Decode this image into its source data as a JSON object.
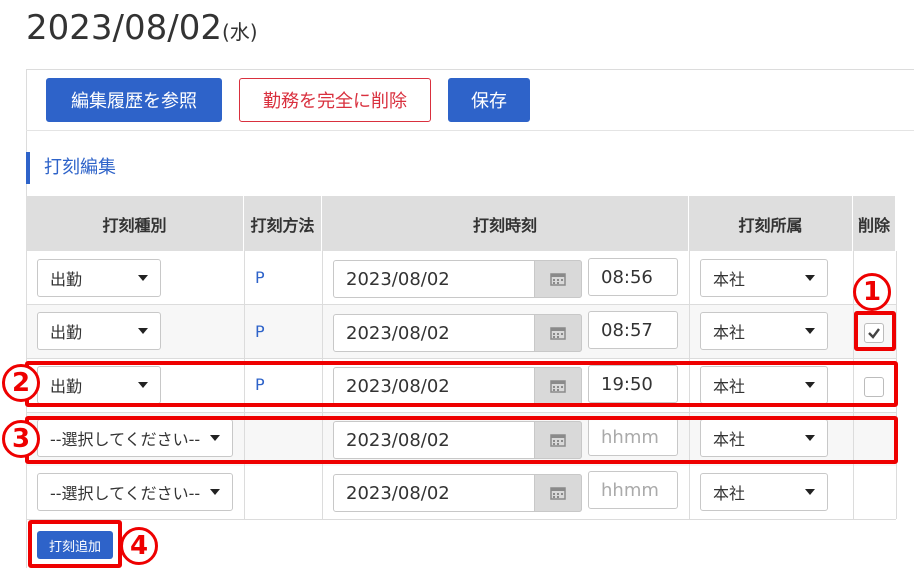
{
  "header": {
    "date": "2023/08/02",
    "weekday": "(水)"
  },
  "toolbar": {
    "history_label": "編集履歴を参照",
    "delete_label": "勤務を完全に削除",
    "save_label": "保存"
  },
  "section": {
    "title": "打刻編集"
  },
  "table": {
    "columns": [
      "打刻種別",
      "打刻方法",
      "打刻時刻",
      "打刻所属",
      "削除"
    ],
    "rows": [
      {
        "type": "出勤",
        "method": "P",
        "date": "2023/08/02",
        "time": "08:56",
        "affiliation": "本社",
        "checked": false
      },
      {
        "type": "出勤",
        "method": "P",
        "date": "2023/08/02",
        "time": "08:57",
        "affiliation": "本社",
        "checked": true
      },
      {
        "type": "出勤",
        "method": "P",
        "date": "2023/08/02",
        "time": "19:50",
        "affiliation": "本社",
        "checked": false
      },
      {
        "type": "--選択してください--",
        "method": "",
        "date": "2023/08/02",
        "time_placeholder": "hhmm",
        "affiliation": "本社",
        "checked": null
      },
      {
        "type": "--選択してください--",
        "method": "",
        "date": "2023/08/02",
        "time_placeholder": "hhmm",
        "affiliation": "本社",
        "checked": null
      }
    ]
  },
  "add_button": {
    "label": "打刻追加"
  },
  "annotations": {
    "one": "1",
    "two": "2",
    "three": "3",
    "four": "4"
  },
  "colors": {
    "accent": "#2e63c9",
    "danger": "#d9303e",
    "annotation": "#ee0000"
  }
}
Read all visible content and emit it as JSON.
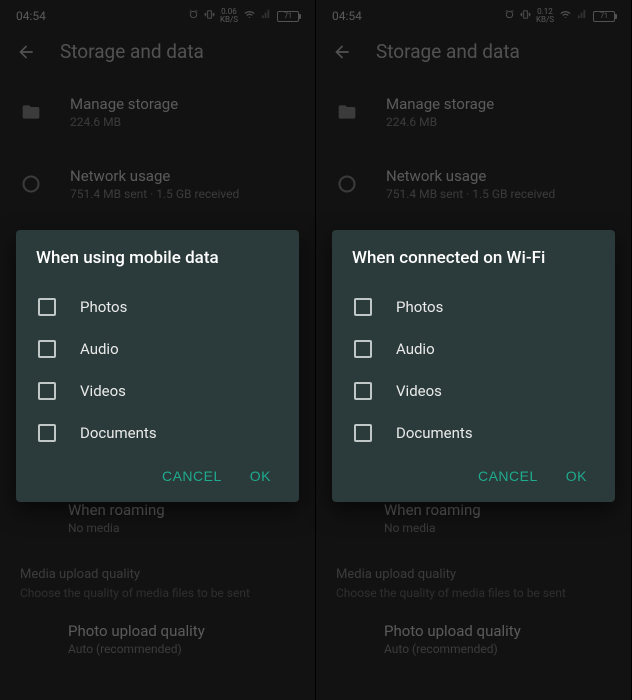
{
  "screens": [
    {
      "status": {
        "time": "04:54",
        "speed_val": "0.06",
        "speed_unit": "KB/S",
        "battery": "71"
      },
      "header": {
        "title": "Storage and data"
      },
      "storage": {
        "title": "Manage storage",
        "sub": "224.6 MB"
      },
      "network": {
        "title": "Network usage",
        "sub": "751.4 MB sent · 1.5 GB received"
      },
      "dialog": {
        "title": "When using mobile data",
        "options": [
          "Photos",
          "Audio",
          "Videos",
          "Documents"
        ],
        "cancel": "CANCEL",
        "ok": "OK"
      },
      "roaming": {
        "title": "When roaming",
        "sub": "No media"
      },
      "quality_section": {
        "label": "Media upload quality",
        "sub": "Choose the quality of media files to be sent"
      },
      "photo_quality": {
        "title": "Photo upload quality",
        "sub": "Auto (recommended)"
      }
    },
    {
      "status": {
        "time": "04:54",
        "speed_val": "0.12",
        "speed_unit": "KB/S",
        "battery": "71"
      },
      "header": {
        "title": "Storage and data"
      },
      "storage": {
        "title": "Manage storage",
        "sub": "224.6 MB"
      },
      "network": {
        "title": "Network usage",
        "sub": "751.4 MB sent · 1.5 GB received"
      },
      "dialog": {
        "title": "When connected on Wi-Fi",
        "options": [
          "Photos",
          "Audio",
          "Videos",
          "Documents"
        ],
        "cancel": "CANCEL",
        "ok": "OK"
      },
      "roaming": {
        "title": "When roaming",
        "sub": "No media"
      },
      "quality_section": {
        "label": "Media upload quality",
        "sub": "Choose the quality of media files to be sent"
      },
      "photo_quality": {
        "title": "Photo upload quality",
        "sub": "Auto (recommended)"
      }
    }
  ]
}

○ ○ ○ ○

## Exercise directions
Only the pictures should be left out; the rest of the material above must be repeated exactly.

## Solution to this exercise
Decode this image into its source data as a JSON object.
{
  "header": {
    "date": "2023/08/02",
    "weekday": "(水)"
  },
  "toolbar": {
    "history_label": "編集履歴を参照",
    "delete_label": "勤務を完全に削除",
    "save_label": "保存"
  },
  "section": {
    "title": "打刻編集"
  },
  "table": {
    "columns": [
      "打刻種別",
      "打刻方法",
      "打刻時刻",
      "打刻所属",
      "削除"
    ],
    "rows": [
      {
        "type": "出勤",
        "method": "P",
        "date": "2023/08/02",
        "time": "08:56",
        "affiliation": "本社",
        "checked": false
      },
      {
        "type": "出勤",
        "method": "P",
        "date": "2023/08/02",
        "time": "08:57",
        "affiliation": "本社",
        "checked": true
      },
      {
        "type": "出勤",
        "method": "P",
        "date": "2023/08/02",
        "time": "19:50",
        "affiliation": "本社",
        "checked": false
      },
      {
        "type": "--選択してください--",
        "method": "",
        "date": "2023/08/02",
        "time_placeholder": "hhmm",
        "affiliation": "本社",
        "checked": null
      },
      {
        "type": "--選択してください--",
        "method": "",
        "date": "2023/08/02",
        "time_placeholder": "hhmm",
        "affiliation": "本社",
        "checked": null
      }
    ]
  },
  "add_button": {
    "label": "打刻追加"
  },
  "annotations": {
    "one": "1",
    "two": "2",
    "three": "3",
    "four": "4"
  },
  "colors": {
    "accent": "#2e63c9",
    "danger": "#d9303e",
    "annotation": "#ee0000"
  }
}
Read all visible content and emit it as JSON.
{
  "screens": [
    {
      "status": {
        "time": "04:54",
        "speed_val": "0.06",
        "speed_unit": "KB/S",
        "battery": "71"
      },
      "header": {
        "title": "Storage and data"
      },
      "storage": {
        "title": "Manage storage",
        "sub": "224.6 MB"
      },
      "network": {
        "title": "Network usage",
        "sub": "751.4 MB sent · 1.5 GB received"
      },
      "dialog": {
        "title": "When using mobile data",
        "options": [
          "Photos",
          "Audio",
          "Videos",
          "Documents"
        ],
        "cancel": "CANCEL",
        "ok": "OK"
      },
      "roaming": {
        "title": "When roaming",
        "sub": "No media"
      },
      "quality_section": {
        "label": "Media upload quality",
        "sub": "Choose the quality of media files to be sent"
      },
      "photo_quality": {
        "title": "Photo upload quality",
        "sub": "Auto (recommended)"
      }
    },
    {
      "status": {
        "time": "04:54",
        "speed_val": "0.12",
        "speed_unit": "KB/S",
        "battery": "71"
      },
      "header": {
        "title": "Storage and data"
      },
      "storage": {
        "title": "Manage storage",
        "sub": "224.6 MB"
      },
      "network": {
        "title": "Network usage",
        "sub": "751.4 MB sent · 1.5 GB received"
      },
      "dialog": {
        "title": "When connected on Wi-Fi",
        "options": [
          "Photos",
          "Audio",
          "Videos",
          "Documents"
        ],
        "cancel": "CANCEL",
        "ok": "OK"
      },
      "roaming": {
        "title": "When roaming",
        "sub": "No media"
      },
      "quality_section": {
        "label": "Media upload quality",
        "sub": "Choose the quality of media files to be sent"
      },
      "photo_quality": {
        "title": "Photo upload quality",
        "sub": "Auto (recommended)"
      }
    }
  ]
}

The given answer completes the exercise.